Data excerpts:

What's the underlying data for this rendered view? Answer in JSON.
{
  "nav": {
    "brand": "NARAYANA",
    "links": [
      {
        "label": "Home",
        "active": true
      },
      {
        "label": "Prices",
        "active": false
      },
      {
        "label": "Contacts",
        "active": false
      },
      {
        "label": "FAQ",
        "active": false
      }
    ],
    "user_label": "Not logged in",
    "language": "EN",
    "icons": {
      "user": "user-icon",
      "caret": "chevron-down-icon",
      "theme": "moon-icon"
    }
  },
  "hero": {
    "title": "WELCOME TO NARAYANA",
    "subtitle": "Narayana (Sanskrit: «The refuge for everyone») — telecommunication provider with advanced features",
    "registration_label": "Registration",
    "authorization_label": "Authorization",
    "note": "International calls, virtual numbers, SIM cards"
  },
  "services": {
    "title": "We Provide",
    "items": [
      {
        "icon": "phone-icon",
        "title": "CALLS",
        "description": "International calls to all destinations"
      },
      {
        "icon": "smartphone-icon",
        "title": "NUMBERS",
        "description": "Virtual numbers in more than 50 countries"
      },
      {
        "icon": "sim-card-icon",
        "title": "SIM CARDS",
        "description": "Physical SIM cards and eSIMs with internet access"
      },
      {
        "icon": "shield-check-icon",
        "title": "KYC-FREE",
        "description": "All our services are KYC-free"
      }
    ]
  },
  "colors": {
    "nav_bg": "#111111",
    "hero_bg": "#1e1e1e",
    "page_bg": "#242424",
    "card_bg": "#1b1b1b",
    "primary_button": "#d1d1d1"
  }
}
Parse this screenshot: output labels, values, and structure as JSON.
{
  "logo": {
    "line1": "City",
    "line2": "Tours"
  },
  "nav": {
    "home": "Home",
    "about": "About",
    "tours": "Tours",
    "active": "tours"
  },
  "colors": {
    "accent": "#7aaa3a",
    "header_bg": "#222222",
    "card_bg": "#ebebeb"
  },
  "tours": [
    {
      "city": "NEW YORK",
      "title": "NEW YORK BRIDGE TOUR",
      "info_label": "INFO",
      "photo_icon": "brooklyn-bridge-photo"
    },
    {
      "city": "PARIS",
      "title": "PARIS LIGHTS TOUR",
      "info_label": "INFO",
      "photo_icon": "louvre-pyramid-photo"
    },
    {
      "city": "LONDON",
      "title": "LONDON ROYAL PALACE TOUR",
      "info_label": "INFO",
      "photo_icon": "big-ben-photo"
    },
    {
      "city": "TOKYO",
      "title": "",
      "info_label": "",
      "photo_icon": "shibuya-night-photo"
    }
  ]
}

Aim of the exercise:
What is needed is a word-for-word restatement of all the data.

Completed exercise:
What's the underlying data for this rendered view? Answer in JSON.
{
  "nav": {
    "brand": "NARAYANA",
    "links": [
      {
        "label": "Home",
        "active": true
      },
      {
        "label": "Prices",
        "active": false
      },
      {
        "label": "Contacts",
        "active": false
      },
      {
        "label": "FAQ",
        "active": false
      }
    ],
    "user_label": "Not logged in",
    "language": "EN",
    "icons": {
      "user": "user-icon",
      "caret": "chevron-down-icon",
      "theme": "moon-icon"
    }
  },
  "hero": {
    "title": "WELCOME TO NARAYANA",
    "subtitle": "Narayana (Sanskrit: «The refuge for everyone») — telecommunication provider with advanced features",
    "registration_label": "Registration",
    "authorization_label": "Authorization",
    "note": "International calls, virtual numbers, SIM cards"
  },
  "services": {
    "title": "We Provide",
    "items": [
      {
        "icon": "phone-icon",
        "title": "CALLS",
        "description": "International calls to all destinations"
      },
      {
        "icon": "smartphone-icon",
        "title": "NUMBERS",
        "description": "Virtual numbers in more than 50 countries"
      },
      {
        "icon": "sim-card-icon",
        "title": "SIM CARDS",
        "description": "Physical SIM cards and eSIMs with internet access"
      },
      {
        "icon": "shield-check-icon",
        "title": "KYC-FREE",
        "description": "All our services are KYC-free"
      }
    ]
  },
  "colors": {
    "nav_bg": "#111111",
    "hero_bg": "#1e1e1e",
    "page_bg": "#242424",
    "card_bg": "#1b1b1b",
    "primary_button": "#d1d1d1"
  }
}
Parse this screenshot: output labels, values, and structure as JSON.
{
  "logo": {
    "line1": "City",
    "line2": "Tours"
  },
  "nav": {
    "home": "Home",
    "about": "About",
    "tours": "Tours",
    "active": "tours"
  },
  "colors": {
    "accent": "#7aaa3a",
    "header_bg": "#222222",
    "card_bg": "#ebebeb"
  },
  "tours": [
    {
      "city": "NEW YORK",
      "title": "NEW YORK BRIDGE TOUR",
      "info_label": "INFO",
      "photo_icon": "brooklyn-bridge-photo"
    },
    {
      "city": "PARIS",
      "title": "PARIS LIGHTS TOUR",
      "info_label": "INFO",
      "photo_icon": "louvre-pyramid-photo"
    },
    {
      "city": "LONDON",
      "title": "LONDON ROYAL PALACE TOUR",
      "info_label": "INFO",
      "photo_icon": "big-ben-photo"
    },
    {
      "city": "TOKYO",
      "title": "",
      "info_label": "",
      "photo_icon": "shibuya-night-photo"
    }
  ]
}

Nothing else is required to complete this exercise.